INFORMATION:
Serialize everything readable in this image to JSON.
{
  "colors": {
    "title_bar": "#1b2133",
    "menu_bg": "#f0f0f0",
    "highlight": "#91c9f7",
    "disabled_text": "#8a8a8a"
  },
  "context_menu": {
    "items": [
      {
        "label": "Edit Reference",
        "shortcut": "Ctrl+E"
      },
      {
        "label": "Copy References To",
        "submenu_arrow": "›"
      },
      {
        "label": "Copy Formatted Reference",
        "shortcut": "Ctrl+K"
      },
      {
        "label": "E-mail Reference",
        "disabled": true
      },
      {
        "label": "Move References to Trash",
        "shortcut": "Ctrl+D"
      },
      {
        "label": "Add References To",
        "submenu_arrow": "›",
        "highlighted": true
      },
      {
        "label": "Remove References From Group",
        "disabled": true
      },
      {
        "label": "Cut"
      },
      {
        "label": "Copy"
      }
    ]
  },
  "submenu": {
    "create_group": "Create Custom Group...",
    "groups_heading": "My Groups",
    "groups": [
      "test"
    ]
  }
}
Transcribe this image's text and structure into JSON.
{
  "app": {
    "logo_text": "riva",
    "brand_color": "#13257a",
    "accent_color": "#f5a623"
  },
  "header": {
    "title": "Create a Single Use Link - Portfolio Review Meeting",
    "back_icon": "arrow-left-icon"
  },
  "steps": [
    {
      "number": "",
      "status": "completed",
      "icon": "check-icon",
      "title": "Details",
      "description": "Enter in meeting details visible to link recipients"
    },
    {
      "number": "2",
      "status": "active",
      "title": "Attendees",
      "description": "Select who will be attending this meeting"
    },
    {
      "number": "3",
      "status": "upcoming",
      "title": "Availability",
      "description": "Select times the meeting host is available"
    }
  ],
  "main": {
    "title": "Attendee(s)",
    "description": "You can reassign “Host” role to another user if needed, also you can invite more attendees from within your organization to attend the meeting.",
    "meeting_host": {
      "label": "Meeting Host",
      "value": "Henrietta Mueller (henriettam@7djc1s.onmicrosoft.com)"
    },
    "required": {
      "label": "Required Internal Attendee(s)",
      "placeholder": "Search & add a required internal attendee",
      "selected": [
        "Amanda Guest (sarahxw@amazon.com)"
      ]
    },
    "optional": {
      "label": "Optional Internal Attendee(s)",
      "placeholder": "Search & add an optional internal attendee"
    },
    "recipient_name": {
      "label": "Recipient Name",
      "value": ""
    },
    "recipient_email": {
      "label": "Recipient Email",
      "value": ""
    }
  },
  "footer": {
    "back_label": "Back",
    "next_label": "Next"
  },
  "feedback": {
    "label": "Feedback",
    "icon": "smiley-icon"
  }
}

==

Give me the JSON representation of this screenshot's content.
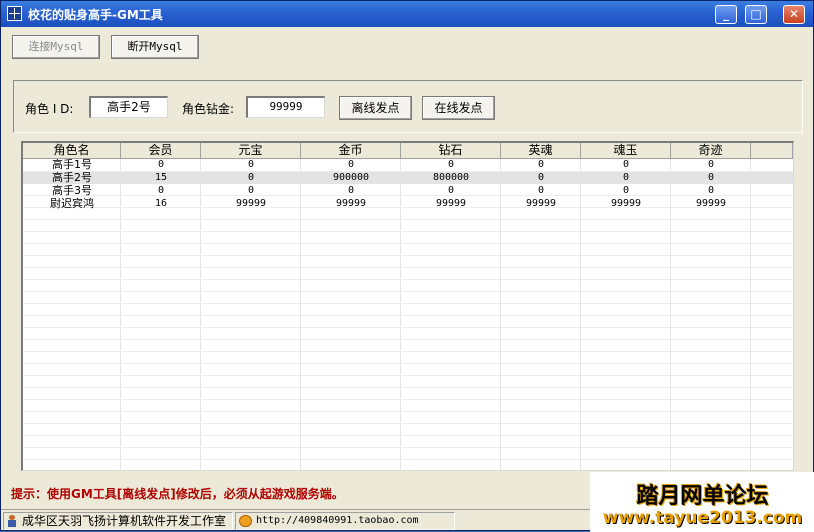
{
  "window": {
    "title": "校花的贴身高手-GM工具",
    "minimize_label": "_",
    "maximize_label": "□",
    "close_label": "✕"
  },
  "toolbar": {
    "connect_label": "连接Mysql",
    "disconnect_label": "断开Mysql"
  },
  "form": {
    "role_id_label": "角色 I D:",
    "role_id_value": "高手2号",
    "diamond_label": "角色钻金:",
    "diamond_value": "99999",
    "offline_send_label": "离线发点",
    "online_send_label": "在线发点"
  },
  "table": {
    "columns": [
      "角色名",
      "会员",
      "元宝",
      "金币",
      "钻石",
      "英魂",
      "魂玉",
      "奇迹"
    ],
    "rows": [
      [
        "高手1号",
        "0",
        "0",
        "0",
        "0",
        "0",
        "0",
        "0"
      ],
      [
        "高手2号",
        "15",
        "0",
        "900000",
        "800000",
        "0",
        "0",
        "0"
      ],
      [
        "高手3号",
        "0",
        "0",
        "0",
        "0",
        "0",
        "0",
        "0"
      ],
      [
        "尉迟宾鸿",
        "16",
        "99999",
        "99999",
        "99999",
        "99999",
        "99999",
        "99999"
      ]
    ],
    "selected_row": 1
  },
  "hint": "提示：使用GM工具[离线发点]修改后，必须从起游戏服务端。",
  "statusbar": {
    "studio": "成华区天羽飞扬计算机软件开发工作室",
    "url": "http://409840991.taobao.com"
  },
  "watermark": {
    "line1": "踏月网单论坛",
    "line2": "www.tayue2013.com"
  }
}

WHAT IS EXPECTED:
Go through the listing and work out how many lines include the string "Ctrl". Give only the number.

RESPONSE AREA:
3